=== TASK DESCRIPTION ===
So that nothing is lost, restate each entry exactly as supplied.
*** TASK INPUTS ***
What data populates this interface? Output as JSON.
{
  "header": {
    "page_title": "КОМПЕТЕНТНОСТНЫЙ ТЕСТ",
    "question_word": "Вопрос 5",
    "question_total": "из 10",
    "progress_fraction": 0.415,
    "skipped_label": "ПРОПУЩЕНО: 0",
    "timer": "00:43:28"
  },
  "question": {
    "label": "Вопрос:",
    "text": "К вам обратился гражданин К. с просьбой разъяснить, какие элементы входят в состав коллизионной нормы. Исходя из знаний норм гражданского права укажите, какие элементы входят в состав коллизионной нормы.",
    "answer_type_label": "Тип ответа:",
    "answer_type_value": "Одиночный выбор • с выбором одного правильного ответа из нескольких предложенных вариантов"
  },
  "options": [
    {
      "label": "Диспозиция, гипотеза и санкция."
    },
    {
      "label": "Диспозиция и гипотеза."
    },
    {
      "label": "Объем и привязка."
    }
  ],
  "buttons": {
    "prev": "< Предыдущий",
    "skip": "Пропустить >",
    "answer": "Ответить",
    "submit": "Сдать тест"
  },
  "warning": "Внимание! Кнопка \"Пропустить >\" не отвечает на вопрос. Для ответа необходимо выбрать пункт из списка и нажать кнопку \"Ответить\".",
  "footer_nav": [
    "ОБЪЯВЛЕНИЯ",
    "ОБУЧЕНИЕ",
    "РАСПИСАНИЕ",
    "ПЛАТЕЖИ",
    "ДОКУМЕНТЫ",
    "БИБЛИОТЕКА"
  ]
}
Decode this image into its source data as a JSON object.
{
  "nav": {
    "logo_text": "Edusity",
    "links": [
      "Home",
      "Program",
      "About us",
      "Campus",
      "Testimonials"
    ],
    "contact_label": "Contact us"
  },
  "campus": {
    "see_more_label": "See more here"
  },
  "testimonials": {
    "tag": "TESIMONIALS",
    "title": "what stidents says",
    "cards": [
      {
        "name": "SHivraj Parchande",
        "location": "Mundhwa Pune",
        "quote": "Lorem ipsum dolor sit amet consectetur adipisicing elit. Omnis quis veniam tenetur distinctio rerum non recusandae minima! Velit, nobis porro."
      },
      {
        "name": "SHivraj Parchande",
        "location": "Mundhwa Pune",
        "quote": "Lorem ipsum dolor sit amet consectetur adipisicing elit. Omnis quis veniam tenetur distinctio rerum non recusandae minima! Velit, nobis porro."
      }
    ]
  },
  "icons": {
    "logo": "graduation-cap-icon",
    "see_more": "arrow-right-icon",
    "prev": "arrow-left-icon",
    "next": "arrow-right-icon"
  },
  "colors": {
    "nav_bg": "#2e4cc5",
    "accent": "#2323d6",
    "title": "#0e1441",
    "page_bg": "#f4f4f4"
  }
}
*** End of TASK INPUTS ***
=== TASK ANSWER ===
What data populates this interface? Output as JSON.
{
  "header": {
    "page_title": "КОМПЕТЕНТНОСТНЫЙ ТЕСТ",
    "question_word": "Вопрос 5",
    "question_total": "из 10",
    "progress_fraction": 0.415,
    "skipped_label": "ПРОПУЩЕНО: 0",
    "timer": "00:43:28"
  },
  "question": {
    "label": "Вопрос:",
    "text": "К вам обратился гражданин К. с просьбой разъяснить, какие элементы входят в состав коллизионной нормы. Исходя из знаний норм гражданского права укажите, какие элементы входят в состав коллизионной нормы.",
    "answer_type_label": "Тип ответа:",
    "answer_type_value": "Одиночный выбор • с выбором одного правильного ответа из нескольких предложенных вариантов"
  },
  "options": [
    {
      "label": "Диспозиция, гипотеза и санкция."
    },
    {
      "label": "Диспозиция и гипотеза."
    },
    {
      "label": "Объем и привязка."
    }
  ],
  "buttons": {
    "prev": "< Предыдущий",
    "skip": "Пропустить >",
    "answer": "Ответить",
    "submit": "Сдать тест"
  },
  "warning": "Внимание! Кнопка \"Пропустить >\" не отвечает на вопрос. Для ответа необходимо выбрать пункт из списка и нажать кнопку \"Ответить\".",
  "footer_nav": [
    "ОБЪЯВЛЕНИЯ",
    "ОБУЧЕНИЕ",
    "РАСПИСАНИЕ",
    "ПЛАТЕЖИ",
    "ДОКУМЕНТЫ",
    "БИБЛИОТЕКА"
  ]
}
Decode this image into its source data as a JSON object.
{
  "nav": {
    "logo_text": "Edusity",
    "links": [
      "Home",
      "Program",
      "About us",
      "Campus",
      "Testimonials"
    ],
    "contact_label": "Contact us"
  },
  "campus": {
    "see_more_label": "See more here"
  },
  "testimonials": {
    "tag": "TESIMONIALS",
    "title": "what stidents says",
    "cards": [
      {
        "name": "SHivraj Parchande",
        "location": "Mundhwa Pune",
        "quote": "Lorem ipsum dolor sit amet consectetur adipisicing elit. Omnis quis veniam tenetur distinctio rerum non recusandae minima! Velit, nobis porro."
      },
      {
        "name": "SHivraj Parchande",
        "location": "Mundhwa Pune",
        "quote": "Lorem ipsum dolor sit amet consectetur adipisicing elit. Omnis quis veniam tenetur distinctio rerum non recusandae minima! Velit, nobis porro."
      }
    ]
  },
  "icons": {
    "logo": "graduation-cap-icon",
    "see_more": "arrow-right-icon",
    "prev": "arrow-left-icon",
    "next": "arrow-right-icon"
  },
  "colors": {
    "nav_bg": "#2e4cc5",
    "accent": "#2323d6",
    "title": "#0e1441",
    "page_bg": "#f4f4f4"
  }
}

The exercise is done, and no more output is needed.